▶ **WHAT NEEDS TO BE DONE**:
Word for word, the listing below should be printed again.

##### LISTED RECORDS

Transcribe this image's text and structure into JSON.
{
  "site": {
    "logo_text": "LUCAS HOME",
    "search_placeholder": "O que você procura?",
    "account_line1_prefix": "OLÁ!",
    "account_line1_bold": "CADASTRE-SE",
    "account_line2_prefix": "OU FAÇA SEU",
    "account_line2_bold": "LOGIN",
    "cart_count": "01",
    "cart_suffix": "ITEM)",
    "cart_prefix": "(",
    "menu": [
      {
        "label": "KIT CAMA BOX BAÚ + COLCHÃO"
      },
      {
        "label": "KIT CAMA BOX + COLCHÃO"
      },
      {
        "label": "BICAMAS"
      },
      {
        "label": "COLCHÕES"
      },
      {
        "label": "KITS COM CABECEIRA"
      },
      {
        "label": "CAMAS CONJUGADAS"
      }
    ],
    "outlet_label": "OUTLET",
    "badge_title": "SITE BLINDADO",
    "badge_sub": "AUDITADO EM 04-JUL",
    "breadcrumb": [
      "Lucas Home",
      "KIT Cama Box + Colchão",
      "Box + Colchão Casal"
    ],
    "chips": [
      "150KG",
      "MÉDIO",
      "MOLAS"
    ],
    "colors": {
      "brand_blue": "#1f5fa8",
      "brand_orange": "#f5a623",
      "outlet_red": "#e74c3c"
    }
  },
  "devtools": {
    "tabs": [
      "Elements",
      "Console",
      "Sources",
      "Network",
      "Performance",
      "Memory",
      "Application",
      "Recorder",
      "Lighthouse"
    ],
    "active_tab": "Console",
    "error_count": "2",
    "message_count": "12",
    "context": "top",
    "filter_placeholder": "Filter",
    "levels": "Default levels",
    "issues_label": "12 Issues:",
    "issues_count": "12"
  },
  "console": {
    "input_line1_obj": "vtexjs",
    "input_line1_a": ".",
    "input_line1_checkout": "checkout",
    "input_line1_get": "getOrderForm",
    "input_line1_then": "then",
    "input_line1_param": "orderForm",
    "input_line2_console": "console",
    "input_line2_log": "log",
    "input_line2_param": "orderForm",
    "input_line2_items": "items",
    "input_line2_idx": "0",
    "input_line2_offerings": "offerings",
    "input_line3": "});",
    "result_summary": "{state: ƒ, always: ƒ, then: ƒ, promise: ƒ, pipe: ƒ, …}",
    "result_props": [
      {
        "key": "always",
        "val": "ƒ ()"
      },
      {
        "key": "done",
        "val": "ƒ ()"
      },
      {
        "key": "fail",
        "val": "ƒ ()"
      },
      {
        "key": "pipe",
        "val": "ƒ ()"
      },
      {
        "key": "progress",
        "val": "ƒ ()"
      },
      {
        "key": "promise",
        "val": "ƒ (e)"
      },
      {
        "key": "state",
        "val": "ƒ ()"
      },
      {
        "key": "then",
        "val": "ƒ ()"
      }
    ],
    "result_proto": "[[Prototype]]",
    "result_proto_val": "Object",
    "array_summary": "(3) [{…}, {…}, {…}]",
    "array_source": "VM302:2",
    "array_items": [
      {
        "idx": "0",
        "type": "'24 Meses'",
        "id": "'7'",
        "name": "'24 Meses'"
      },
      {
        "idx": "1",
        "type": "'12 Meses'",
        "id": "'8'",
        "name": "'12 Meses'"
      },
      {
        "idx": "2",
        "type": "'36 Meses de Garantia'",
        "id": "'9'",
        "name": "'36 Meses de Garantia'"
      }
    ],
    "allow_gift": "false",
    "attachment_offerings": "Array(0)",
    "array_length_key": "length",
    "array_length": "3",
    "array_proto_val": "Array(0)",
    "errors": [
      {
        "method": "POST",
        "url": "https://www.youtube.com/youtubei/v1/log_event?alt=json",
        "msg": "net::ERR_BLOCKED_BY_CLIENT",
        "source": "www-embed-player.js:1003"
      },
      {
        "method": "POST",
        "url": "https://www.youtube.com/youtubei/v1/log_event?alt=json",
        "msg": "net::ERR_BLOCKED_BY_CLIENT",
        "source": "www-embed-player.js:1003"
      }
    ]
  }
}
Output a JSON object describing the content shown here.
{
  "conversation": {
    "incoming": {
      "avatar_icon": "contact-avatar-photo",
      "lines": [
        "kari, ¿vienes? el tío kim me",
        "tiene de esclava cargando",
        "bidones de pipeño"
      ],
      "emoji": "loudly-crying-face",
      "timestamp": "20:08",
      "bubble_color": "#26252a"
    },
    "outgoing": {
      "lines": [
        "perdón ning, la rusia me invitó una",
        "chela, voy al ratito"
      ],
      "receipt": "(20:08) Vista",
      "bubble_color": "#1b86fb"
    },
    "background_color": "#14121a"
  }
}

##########

▶ **THE COMPLETED TASK**:
Transcribe this image's text and structure into JSON.
{
  "site": {
    "logo_text": "LUCAS HOME",
    "search_placeholder": "O que você procura?",
    "account_line1_prefix": "OLÁ!",
    "account_line1_bold": "CADASTRE-SE",
    "account_line2_prefix": "OU FAÇA SEU",
    "account_line2_bold": "LOGIN",
    "cart_count": "01",
    "cart_suffix": "ITEM)",
    "cart_prefix": "(",
    "menu": [
      {
        "label": "KIT CAMA BOX BAÚ + COLCHÃO"
      },
      {
        "label": "KIT CAMA BOX + COLCHÃO"
      },
      {
        "label": "BICAMAS"
      },
      {
        "label": "COLCHÕES"
      },
      {
        "label": "KITS COM CABECEIRA"
      },
      {
        "label": "CAMAS CONJUGADAS"
      }
    ],
    "outlet_label": "OUTLET",
    "badge_title": "SITE BLINDADO",
    "badge_sub": "AUDITADO EM 04-JUL",
    "breadcrumb": [
      "Lucas Home",
      "KIT Cama Box + Colchão",
      "Box + Colchão Casal"
    ],
    "chips": [
      "150KG",
      "MÉDIO",
      "MOLAS"
    ],
    "colors": {
      "brand_blue": "#1f5fa8",
      "brand_orange": "#f5a623",
      "outlet_red": "#e74c3c"
    }
  },
  "devtools": {
    "tabs": [
      "Elements",
      "Console",
      "Sources",
      "Network",
      "Performance",
      "Memory",
      "Application",
      "Recorder",
      "Lighthouse"
    ],
    "active_tab": "Console",
    "error_count": "2",
    "message_count": "12",
    "context": "top",
    "filter_placeholder": "Filter",
    "levels": "Default levels",
    "issues_label": "12 Issues:",
    "issues_count": "12"
  },
  "console": {
    "input_line1_obj": "vtexjs",
    "input_line1_a": ".",
    "input_line1_checkout": "checkout",
    "input_line1_get": "getOrderForm",
    "input_line1_then": "then",
    "input_line1_param": "orderForm",
    "input_line2_console": "console",
    "input_line2_log": "log",
    "input_line2_param": "orderForm",
    "input_line2_items": "items",
    "input_line2_idx": "0",
    "input_line2_offerings": "offerings",
    "input_line3": "});",
    "result_summary": "{state: ƒ, always: ƒ, then: ƒ, promise: ƒ, pipe: ƒ, …}",
    "result_props": [
      {
        "key": "always",
        "val": "ƒ ()"
      },
      {
        "key": "done",
        "val": "ƒ ()"
      },
      {
        "key": "fail",
        "val": "ƒ ()"
      },
      {
        "key": "pipe",
        "val": "ƒ ()"
      },
      {
        "key": "progress",
        "val": "ƒ ()"
      },
      {
        "key": "promise",
        "val": "ƒ (e)"
      },
      {
        "key": "state",
        "val": "ƒ ()"
      },
      {
        "key": "then",
        "val": "ƒ ()"
      }
    ],
    "result_proto": "[[Prototype]]",
    "result_proto_val": "Object",
    "array_summary": "(3) [{…}, {…}, {…}]",
    "array_source": "VM302:2",
    "array_items": [
      {
        "idx": "0",
        "type": "'24 Meses'",
        "id": "'7'",
        "name": "'24 Meses'"
      },
      {
        "idx": "1",
        "type": "'12 Meses'",
        "id": "'8'",
        "name": "'12 Meses'"
      },
      {
        "idx": "2",
        "type": "'36 Meses de Garantia'",
        "id": "'9'",
        "name": "'36 Meses de Garantia'"
      }
    ],
    "allow_gift": "false",
    "attachment_offerings": "Array(0)",
    "array_length_key": "length",
    "array_length": "3",
    "array_proto_val": "Array(0)",
    "errors": [
      {
        "method": "POST",
        "url": "https://www.youtube.com/youtubei/v1/log_event?alt=json",
        "msg": "net::ERR_BLOCKED_BY_CLIENT",
        "source": "www-embed-player.js:1003"
      },
      {
        "method": "POST",
        "url": "https://www.youtube.com/youtubei/v1/log_event?alt=json",
        "msg": "net::ERR_BLOCKED_BY_CLIENT",
        "source": "www-embed-player.js:1003"
      }
    ]
  }
}
Output a JSON object describing the content shown here.
{
  "conversation": {
    "incoming": {
      "avatar_icon": "contact-avatar-photo",
      "lines": [
        "kari, ¿vienes? el tío kim me",
        "tiene de esclava cargando",
        "bidones de pipeño"
      ],
      "emoji": "loudly-crying-face",
      "timestamp": "20:08",
      "bubble_color": "#26252a"
    },
    "outgoing": {
      "lines": [
        "perdón ning, la rusia me invitó una",
        "chela, voy al ratito"
      ],
      "receipt": "(20:08) Vista",
      "bubble_color": "#1b86fb"
    },
    "background_color": "#14121a"
  }
}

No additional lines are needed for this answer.